  5. Analytics: Full disclosure, I am a data dork and love numbers, even more so when those numbers help tell the story. Though when it comes to podcasts and analytics, much is still left to be desired. My colleagues on the panel and I recognized it was difficult to get our hands on good, usable data for listens, subscribers, time played, interest, web hits, content, and other related items. Platforms like iTunes may give you insights into the number of plays, but may not provide information about subscribers. Proxy measures, such as page hits on related topics, provide a glimpse into content if your show supplements information published elsewhere online. It’s best to consider building in analytic functions from the get-go if you want the most usable and actionable data possible. A word of caution – do your homework and don’t rely on analytics too much. Analytics and the methods to assess effectiveness are still in their infancy.
  6. The Juice is Worth the Squeeze: When all is said and done, podcasting can be really worthwhile. We are seeing a return on our investment with increased coverage in unexpected ways – famous people tweet about your show, occasional need to put exceptional guests on wait lists, releasing bonus material after your fans come through, or being picked up by the press.

I’d like to leave you with 3 Dos and a Don’t of podcasting:

  • Do consider timing: will it be a series dropped all at once? Limited run? Continuous from this point forward? Frequency of episodes?
  • Do be innovative with ideas, concepts, and stories.
  • Do in-person recordings whenever possible, staying away from Skype or phone calls as sound quality suffers.
  • Don’t go overboard with equipment. Standard mics under $100 and free editing software abound which work exceptionally well for most needs.

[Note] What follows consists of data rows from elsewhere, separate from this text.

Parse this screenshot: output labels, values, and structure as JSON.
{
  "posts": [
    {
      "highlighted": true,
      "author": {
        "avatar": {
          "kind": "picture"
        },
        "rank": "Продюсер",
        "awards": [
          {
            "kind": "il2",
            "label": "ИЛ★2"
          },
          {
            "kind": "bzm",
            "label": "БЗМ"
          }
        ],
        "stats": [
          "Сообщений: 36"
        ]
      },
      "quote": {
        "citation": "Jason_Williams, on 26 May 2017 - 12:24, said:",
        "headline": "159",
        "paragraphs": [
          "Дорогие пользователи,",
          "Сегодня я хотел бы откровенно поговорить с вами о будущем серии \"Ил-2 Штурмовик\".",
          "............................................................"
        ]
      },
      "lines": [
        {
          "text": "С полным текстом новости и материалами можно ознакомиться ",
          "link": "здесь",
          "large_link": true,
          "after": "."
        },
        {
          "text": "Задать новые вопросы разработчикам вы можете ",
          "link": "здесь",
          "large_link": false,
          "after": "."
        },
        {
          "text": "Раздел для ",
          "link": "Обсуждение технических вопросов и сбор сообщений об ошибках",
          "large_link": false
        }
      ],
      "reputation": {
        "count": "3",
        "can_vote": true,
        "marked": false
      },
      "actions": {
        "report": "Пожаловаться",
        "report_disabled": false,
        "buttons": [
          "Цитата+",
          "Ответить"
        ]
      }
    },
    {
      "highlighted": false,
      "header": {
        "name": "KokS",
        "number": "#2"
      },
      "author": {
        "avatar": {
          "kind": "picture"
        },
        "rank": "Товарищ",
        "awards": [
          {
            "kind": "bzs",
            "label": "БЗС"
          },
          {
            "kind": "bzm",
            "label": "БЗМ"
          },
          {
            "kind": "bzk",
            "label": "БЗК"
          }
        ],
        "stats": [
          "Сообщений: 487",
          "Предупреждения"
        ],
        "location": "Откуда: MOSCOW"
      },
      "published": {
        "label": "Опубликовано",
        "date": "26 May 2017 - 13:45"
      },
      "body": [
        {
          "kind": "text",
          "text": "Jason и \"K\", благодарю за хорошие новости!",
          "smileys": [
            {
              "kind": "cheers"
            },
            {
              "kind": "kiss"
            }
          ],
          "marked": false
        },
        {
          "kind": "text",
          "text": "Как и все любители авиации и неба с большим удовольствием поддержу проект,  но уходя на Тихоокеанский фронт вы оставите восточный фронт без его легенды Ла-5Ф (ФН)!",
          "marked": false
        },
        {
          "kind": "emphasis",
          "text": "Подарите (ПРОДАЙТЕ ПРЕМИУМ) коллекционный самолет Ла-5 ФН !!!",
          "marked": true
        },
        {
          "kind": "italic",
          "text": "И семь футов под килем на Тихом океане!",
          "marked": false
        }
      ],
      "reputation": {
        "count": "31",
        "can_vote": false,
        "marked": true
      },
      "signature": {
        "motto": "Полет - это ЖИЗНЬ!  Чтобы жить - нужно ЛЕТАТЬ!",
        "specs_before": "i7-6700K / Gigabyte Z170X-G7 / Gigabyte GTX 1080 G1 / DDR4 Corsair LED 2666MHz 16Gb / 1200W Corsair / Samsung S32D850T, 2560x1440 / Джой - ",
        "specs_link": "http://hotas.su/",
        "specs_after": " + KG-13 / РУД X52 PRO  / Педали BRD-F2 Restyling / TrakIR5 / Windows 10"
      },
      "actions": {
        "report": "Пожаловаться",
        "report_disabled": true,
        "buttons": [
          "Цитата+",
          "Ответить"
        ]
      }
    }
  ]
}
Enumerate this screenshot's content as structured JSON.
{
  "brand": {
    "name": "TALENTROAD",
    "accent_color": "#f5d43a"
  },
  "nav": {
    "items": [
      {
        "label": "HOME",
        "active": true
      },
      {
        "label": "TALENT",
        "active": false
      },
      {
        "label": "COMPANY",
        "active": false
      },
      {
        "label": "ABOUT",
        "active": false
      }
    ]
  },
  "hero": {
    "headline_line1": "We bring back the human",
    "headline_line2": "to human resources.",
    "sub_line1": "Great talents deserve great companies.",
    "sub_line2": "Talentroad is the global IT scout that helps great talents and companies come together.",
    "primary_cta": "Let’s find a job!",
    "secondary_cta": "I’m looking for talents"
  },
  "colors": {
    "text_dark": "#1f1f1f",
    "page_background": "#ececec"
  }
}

If you are considering podcasting to help your agency tell its story, we are all willing to give you some pointers along the way! Feel free to send me an email anytime.

Editor’s Note: Did you miss the podcasting event? You can watch it here.

David A. Kosub is an eleven-year veteran at the NIH who is strongly committed to achieving the mission of his agency. He has served in many diverse policy-oriented roles across the NIH Office of the Director and the National Institute of Allergy and Infectious Diseases. In his current position with the NIH Office of Extramural Research, he  analyzes and interprets legislation impacting the grantee community (such as that stemming from the 21st Century Cures Act and appropriations language), responds to a wide array of comments and questions from the  public, distills intricate and detailed policy guidance into clear and comprehensive written materials (like the NIH Open Mike blog), and interviews subject-matter experts for the next All About Grants podcast to further share useful information to our applicants and awardees. In addition to his drive to help researchers unlock the mysteries of “all things NIH grants”, David is passionate about using administrative data to better inform decisions at NIH, which will inevitably affect the wider extramural research community.  Prior to these communications and outreach roles, he focused on planning for, evaluating, reporting on, and coordinating trans-NIH research priorities, particularly those addressing infectious diseases. He earned his doctorate in Immunology from the University of Texas Southwestern Medical Center at Dallas in 2007. This research experience, which involved exploring how HIV disease progression adversely alters the innate immune system over time, strengthened his passion for biomedical science, and also inspired an interest in how public policy decisions propel research to address health concerns. When David is not deciphering the many NIH grant and research policies out there, you can find him pounding pavement across the District of Columbia while training for his next marathon somewhere around the world.